# A Natural units and electron mass

1. Sep 16, 2016

### spaghetti3451

I am trying to express some physical constants in natural units of $c=1$ and $\hbar=1$.

Let's start with the electron mass. In SI units, the electron mass is $0.511 \text{MeV}/c^{2}$. I understand that in natural units, the electron mass is simply $0.511\ \text{MeV}$. Now, is the electron mass given by $\frac{\hbar c}{0.511 \text{MeV}} = 1.01 \times 10^{-21}\ \text{cm}$?

Last edited: Sep 16, 2016
2. Sep 16, 2016

### Simon Bridge

Notice that expressing mass in MeV alreafy has c=1 factored in - so why would the conversion factor have an explicit c in it?
How often do you normally convert units by dividing by the quantity you are converting?
When you convert quantity x from unit a into unit b, wouldn't you just multiply it by a conversion factor?

Observations:
To convert MeV into natural units of length, you need to know how many natural length units there are in 1MeV.
In general - setting $\hbar = c = 1$ still leaves some arbitrary units.
A "centimeter" is not usually a natural unit.

See, for example, plank units.
https://en.wikipedia.org/wiki/Natural_units#Planck_units

It looks like the calculation you did just normalizes the electron rest mass and tells you how big the unit of length is, in terms of other systems of units, for the particular set of natural units chosen.

3. Sep 16, 2016

### spaghetti3451

The mass expressed in $\text{MeV}$ needs to be converted to $\text{cm}^{-1}$. Now, $\frac{\text{MeV}}{\hbar c}$ has dimensions of length. Therefore, $\frac{1 \text{MeV}}{\hbar c}$ gives the conversion factor from $\text{MeV}$ to $\text{cm}^{-1}$ in SI units.

There is a typo in my calculation. It is actually $\frac{0.511 \text{MeV}}{\hbar c} = 2.58 \times 10^{12} \text{cm}^{-1}$.

It does, but this system of units is heavily used in particle physics and cosmology.

4. Sep 16, 2016

### spaghetti3451

What do you think?

5. Sep 17, 2016

### Simon Bridge
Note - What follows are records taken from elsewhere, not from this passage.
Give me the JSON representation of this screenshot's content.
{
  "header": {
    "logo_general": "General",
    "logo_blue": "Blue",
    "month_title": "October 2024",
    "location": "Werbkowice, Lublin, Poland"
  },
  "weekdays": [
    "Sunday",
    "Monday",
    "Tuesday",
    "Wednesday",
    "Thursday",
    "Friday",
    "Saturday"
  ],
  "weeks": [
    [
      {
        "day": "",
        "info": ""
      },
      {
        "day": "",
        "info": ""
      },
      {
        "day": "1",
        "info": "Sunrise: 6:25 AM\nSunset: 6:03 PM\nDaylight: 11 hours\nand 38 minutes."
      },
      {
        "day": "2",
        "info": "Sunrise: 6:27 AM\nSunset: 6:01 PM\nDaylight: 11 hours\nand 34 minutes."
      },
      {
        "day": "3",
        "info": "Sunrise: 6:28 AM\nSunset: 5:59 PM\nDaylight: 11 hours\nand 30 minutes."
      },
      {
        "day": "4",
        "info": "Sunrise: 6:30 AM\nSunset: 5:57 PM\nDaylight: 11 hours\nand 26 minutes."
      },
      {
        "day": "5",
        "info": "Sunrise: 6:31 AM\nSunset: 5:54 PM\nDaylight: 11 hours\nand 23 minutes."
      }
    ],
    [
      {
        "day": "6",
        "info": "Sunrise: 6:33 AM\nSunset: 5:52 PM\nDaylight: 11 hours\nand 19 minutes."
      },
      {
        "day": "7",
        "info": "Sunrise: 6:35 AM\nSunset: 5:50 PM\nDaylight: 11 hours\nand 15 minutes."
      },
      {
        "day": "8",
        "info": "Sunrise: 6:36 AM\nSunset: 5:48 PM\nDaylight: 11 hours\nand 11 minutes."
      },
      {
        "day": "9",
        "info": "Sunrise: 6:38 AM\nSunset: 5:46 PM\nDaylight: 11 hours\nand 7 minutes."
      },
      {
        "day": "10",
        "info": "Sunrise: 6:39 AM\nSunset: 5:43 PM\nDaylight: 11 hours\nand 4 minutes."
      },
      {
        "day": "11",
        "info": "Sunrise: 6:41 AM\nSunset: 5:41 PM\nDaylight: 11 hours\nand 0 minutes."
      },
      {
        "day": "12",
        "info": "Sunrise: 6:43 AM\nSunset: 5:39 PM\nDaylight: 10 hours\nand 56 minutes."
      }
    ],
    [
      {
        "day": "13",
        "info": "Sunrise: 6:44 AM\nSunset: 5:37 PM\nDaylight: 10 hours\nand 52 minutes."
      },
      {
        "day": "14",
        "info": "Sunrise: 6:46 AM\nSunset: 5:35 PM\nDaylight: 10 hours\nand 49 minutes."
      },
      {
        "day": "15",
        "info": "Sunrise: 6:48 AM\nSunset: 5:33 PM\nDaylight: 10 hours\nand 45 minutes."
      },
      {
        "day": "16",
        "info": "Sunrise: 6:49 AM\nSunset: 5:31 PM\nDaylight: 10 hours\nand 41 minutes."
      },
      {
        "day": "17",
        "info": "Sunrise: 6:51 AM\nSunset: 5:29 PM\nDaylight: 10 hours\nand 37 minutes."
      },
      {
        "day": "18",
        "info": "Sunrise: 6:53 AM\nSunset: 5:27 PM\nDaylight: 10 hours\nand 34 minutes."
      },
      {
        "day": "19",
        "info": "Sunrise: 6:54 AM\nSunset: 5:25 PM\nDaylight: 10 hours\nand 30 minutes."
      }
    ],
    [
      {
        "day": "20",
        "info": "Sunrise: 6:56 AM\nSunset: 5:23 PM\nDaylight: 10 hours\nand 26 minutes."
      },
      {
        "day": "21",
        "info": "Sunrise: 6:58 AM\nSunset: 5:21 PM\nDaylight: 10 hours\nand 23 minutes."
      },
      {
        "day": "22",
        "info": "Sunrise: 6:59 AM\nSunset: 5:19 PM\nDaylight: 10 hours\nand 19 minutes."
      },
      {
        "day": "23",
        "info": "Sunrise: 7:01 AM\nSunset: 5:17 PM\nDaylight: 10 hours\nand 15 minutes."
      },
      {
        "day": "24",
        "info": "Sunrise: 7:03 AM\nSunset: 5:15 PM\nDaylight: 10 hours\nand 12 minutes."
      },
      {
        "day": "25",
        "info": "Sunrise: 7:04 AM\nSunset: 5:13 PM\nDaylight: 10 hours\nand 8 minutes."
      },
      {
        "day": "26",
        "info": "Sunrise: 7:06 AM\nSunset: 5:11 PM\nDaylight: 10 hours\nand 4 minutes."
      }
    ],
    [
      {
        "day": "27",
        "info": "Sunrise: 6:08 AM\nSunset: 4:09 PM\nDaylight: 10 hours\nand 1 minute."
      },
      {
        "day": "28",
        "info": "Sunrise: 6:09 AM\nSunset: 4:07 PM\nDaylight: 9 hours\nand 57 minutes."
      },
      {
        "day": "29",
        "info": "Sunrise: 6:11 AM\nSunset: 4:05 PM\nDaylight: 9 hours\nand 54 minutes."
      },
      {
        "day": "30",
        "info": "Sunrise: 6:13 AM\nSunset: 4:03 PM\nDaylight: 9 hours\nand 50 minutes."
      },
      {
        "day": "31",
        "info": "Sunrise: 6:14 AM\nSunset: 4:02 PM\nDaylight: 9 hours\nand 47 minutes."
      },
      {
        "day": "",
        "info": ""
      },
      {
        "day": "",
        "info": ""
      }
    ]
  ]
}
You seem to be thinking of plank units ... to deal with mass-energy you usually need to also normalize the gravitational constant.
Other schemes normalize the mass of the electron or some other particle commonly dealt with... which amounts to picking a different value for G.

If m is the electron mass, then $(mc^2)/\hbar c$ gives dimensions of [E]/[E.L] = L^-1 ... so that comes out right for you... just makes sure you express $\hbar c$ in units of MeV.cm